## What is required
Each entry is to be restated word for word, with nothing omitted.

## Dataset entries
★ ★ ★ ★ ★

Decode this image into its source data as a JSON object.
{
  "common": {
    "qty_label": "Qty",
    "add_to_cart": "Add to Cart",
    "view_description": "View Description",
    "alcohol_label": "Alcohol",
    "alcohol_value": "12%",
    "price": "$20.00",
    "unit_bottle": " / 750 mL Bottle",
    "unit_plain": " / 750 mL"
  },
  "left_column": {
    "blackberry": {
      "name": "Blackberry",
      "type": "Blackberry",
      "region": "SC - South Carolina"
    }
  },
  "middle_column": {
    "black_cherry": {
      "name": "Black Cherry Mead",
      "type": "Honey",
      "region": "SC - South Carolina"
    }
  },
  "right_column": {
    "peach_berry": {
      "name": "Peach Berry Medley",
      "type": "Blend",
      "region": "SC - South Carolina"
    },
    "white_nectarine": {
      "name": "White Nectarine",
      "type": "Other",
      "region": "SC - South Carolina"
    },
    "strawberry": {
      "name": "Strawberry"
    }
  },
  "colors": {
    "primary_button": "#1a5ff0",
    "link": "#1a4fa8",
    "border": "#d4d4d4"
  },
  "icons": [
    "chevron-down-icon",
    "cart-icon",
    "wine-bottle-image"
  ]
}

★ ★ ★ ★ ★

## Problem solution
Decode this image into its source data as a JSON object.
{
  "common": {
    "qty_label": "Qty",
    "add_to_cart": "Add to Cart",
    "view_description": "View Description",
    "alcohol_label": "Alcohol",
    "alcohol_value": "12%",
    "price": "$20.00",
    "unit_bottle": " / 750 mL Bottle",
    "unit_plain": " / 750 mL"
  },
  "left_column": {
    "blackberry": {
      "name": "Blackberry",
      "type": "Blackberry",
      "region": "SC - South Carolina"
    }
  },
  "middle_column": {
    "black_cherry": {
      "name": "Black Cherry Mead",
      "type": "Honey",
      "region": "SC - South Carolina"
    }
  },
  "right_column": {
    "peach_berry": {
      "name": "Peach Berry Medley",
      "type": "Blend",
      "region": "SC - South Carolina"
    },
    "white_nectarine": {
      "name": "White Nectarine",
      "type": "Other",
      "region": "SC - South Carolina"
    },
    "strawberry": {
      "name": "Strawberry"
    }
  },
  "colors": {
    "primary_button": "#1a5ff0",
    "link": "#1a4fa8",
    "border": "#d4d4d4"
  },
  "icons": [
    "chevron-down-icon",
    "cart-icon",
    "wine-bottle-image"
  ]
}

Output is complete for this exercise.